**Input:**
**********

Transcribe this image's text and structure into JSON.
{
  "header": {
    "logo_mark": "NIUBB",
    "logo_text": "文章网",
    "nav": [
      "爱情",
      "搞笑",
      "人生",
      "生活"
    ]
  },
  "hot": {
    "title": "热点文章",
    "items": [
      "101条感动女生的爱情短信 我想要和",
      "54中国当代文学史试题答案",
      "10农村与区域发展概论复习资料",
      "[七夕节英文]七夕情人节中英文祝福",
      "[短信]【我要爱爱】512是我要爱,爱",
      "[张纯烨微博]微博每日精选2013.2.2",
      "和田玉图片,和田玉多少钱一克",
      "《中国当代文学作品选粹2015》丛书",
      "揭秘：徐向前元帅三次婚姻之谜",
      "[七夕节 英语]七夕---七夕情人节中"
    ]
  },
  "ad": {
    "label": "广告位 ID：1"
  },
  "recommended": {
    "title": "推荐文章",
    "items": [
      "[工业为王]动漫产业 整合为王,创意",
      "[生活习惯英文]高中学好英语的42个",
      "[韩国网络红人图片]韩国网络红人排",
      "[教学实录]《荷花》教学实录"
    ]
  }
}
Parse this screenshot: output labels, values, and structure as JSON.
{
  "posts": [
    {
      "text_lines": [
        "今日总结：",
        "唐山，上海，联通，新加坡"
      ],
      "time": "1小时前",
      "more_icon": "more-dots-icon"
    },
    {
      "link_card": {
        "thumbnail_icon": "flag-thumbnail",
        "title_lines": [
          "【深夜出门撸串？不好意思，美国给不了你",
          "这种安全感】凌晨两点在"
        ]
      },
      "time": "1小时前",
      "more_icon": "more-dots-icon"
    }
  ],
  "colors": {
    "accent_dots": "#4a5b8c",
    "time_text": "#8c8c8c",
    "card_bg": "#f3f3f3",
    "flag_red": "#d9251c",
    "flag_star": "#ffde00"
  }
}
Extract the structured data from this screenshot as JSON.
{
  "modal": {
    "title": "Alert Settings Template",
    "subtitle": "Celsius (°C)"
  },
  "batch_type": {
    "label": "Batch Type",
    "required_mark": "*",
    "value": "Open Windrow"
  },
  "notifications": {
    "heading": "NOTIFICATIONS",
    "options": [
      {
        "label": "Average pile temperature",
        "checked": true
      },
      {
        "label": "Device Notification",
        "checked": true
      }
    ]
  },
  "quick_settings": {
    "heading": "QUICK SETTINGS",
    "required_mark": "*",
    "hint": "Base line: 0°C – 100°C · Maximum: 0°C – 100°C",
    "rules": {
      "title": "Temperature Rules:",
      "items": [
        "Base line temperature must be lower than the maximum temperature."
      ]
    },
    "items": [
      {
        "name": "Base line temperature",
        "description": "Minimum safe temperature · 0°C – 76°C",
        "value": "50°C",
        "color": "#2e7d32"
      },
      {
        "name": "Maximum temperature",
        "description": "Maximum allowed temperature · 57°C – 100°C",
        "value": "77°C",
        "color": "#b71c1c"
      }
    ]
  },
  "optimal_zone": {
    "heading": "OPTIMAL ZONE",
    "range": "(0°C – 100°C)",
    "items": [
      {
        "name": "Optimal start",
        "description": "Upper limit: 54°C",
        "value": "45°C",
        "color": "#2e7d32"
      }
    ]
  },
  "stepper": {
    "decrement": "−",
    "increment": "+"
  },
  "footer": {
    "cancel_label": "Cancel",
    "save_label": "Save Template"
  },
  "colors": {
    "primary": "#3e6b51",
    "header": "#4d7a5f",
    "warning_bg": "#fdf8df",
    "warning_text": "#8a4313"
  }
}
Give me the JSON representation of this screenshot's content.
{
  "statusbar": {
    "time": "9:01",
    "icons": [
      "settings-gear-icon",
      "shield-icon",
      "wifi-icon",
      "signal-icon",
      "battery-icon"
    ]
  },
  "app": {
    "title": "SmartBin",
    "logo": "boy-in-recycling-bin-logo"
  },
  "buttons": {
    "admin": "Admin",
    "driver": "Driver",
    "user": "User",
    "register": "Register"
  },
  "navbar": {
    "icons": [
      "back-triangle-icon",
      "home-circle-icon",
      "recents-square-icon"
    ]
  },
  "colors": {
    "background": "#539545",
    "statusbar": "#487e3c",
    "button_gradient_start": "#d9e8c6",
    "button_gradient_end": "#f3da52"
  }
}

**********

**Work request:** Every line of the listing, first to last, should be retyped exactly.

**Solution to this exercise:**
Transcribe this image's text and structure into JSON.
{
  "header": {
    "logo_mark": "NIUBB",
    "logo_text": "文章网",
    "nav": [
      "爱情",
      "搞笑",
      "人生",
      "生活"
    ]
  },
  "hot": {
    "title": "热点文章",
    "items": [
      "101条感动女生的爱情短信 我想要和",
      "54中国当代文学史试题答案",
      "10农村与区域发展概论复习资料",
      "[七夕节英文]七夕情人节中英文祝福",
      "[短信]【我要爱爱】512是我要爱,爱",
      "[张纯烨微博]微博每日精选2013.2.2",
      "和田玉图片,和田玉多少钱一克",
      "《中国当代文学作品选粹2015》丛书",
      "揭秘：徐向前元帅三次婚姻之谜",
      "[七夕节 英语]七夕---七夕情人节中"
    ]
  },
  "ad": {
    "label": "广告位 ID：1"
  },
  "recommended": {
    "title": "推荐文章",
    "items": [
      "[工业为王]动漫产业 整合为王,创意",
      "[生活习惯英文]高中学好英语的42个",
      "[韩国网络红人图片]韩国网络红人排",
      "[教学实录]《荷花》教学实录"
    ]
  }
}
Parse this screenshot: output labels, values, and structure as JSON.
{
  "posts": [
    {
      "text_lines": [
        "今日总结：",
        "唐山，上海，联通，新加坡"
      ],
      "time": "1小时前",
      "more_icon": "more-dots-icon"
    },
    {
      "link_card": {
        "thumbnail_icon": "flag-thumbnail",
        "title_lines": [
          "【深夜出门撸串？不好意思，美国给不了你",
          "这种安全感】凌晨两点在"
        ]
      },
      "time": "1小时前",
      "more_icon": "more-dots-icon"
    }
  ],
  "colors": {
    "accent_dots": "#4a5b8c",
    "time_text": "#8c8c8c",
    "card_bg": "#f3f3f3",
    "flag_red": "#d9251c",
    "flag_star": "#ffde00"
  }
}
Extract the structured data from this screenshot as JSON.
{
  "modal": {
    "title": "Alert Settings Template",
    "subtitle": "Celsius (°C)"
  },
  "batch_type": {
    "label": "Batch Type",
    "required_mark": "*",
    "value": "Open Windrow"
  },
  "notifications": {
    "heading": "NOTIFICATIONS",
    "options": [
      {
        "label": "Average pile temperature",
        "checked": true
      },
      {
        "label": "Device Notification",
        "checked": true
      }
    ]
  },
  "quick_settings": {
    "heading": "QUICK SETTINGS",
    "required_mark": "*",
    "hint": "Base line: 0°C – 100°C · Maximum: 0°C – 100°C",
    "rules": {
      "title": "Temperature Rules:",
      "items": [
        "Base line temperature must be lower than the maximum temperature."
      ]
    },
    "items": [
      {
        "name": "Base line temperature",
        "description": "Minimum safe temperature · 0°C – 76°C",
        "value": "50°C",
        "color": "#2e7d32"
      },
      {
        "name": "Maximum temperature",
        "description": "Maximum allowed temperature · 57°C – 100°C",
        "value": "77°C",
        "color": "#b71c1c"
      }
    ]
  },
  "optimal_zone": {
    "heading": "OPTIMAL ZONE",
    "range": "(0°C – 100°C)",
    "items": [
      {
        "name": "Optimal start",
        "description": "Upper limit: 54°C",
        "value": "45°C",
        "color": "#2e7d32"
      }
    ]
  },
  "stepper": {
    "decrement": "−",
    "increment": "+"
  },
  "footer": {
    "cancel_label": "Cancel",
    "save_label": "Save Template"
  },
  "colors": {
    "primary": "#3e6b51",
    "header": "#4d7a5f",
    "warning_bg": "#fdf8df",
    "warning_text": "#8a4313"
  }
}
Give me the JSON representation of this screenshot's content.
{
  "statusbar": {
    "time": "9:01",
    "icons": [
      "settings-gear-icon",
      "shield-icon",
      "wifi-icon",
      "signal-icon",
      "battery-icon"
    ]
  },
  "app": {
    "title": "SmartBin",
    "logo": "boy-in-recycling-bin-logo"
  },
  "buttons": {
    "admin": "Admin",
    "driver": "Driver",
    "user": "User",
    "register": "Register"
  },
  "navbar": {
    "icons": [
      "back-triangle-icon",
      "home-circle-icon",
      "recents-square-icon"
    ]
  },
  "colors": {
    "background": "#539545",
    "statusbar": "#487e3c",
    "button_gradient_start": "#d9e8c6",
    "button_gradient_end": "#f3da52"
  }
}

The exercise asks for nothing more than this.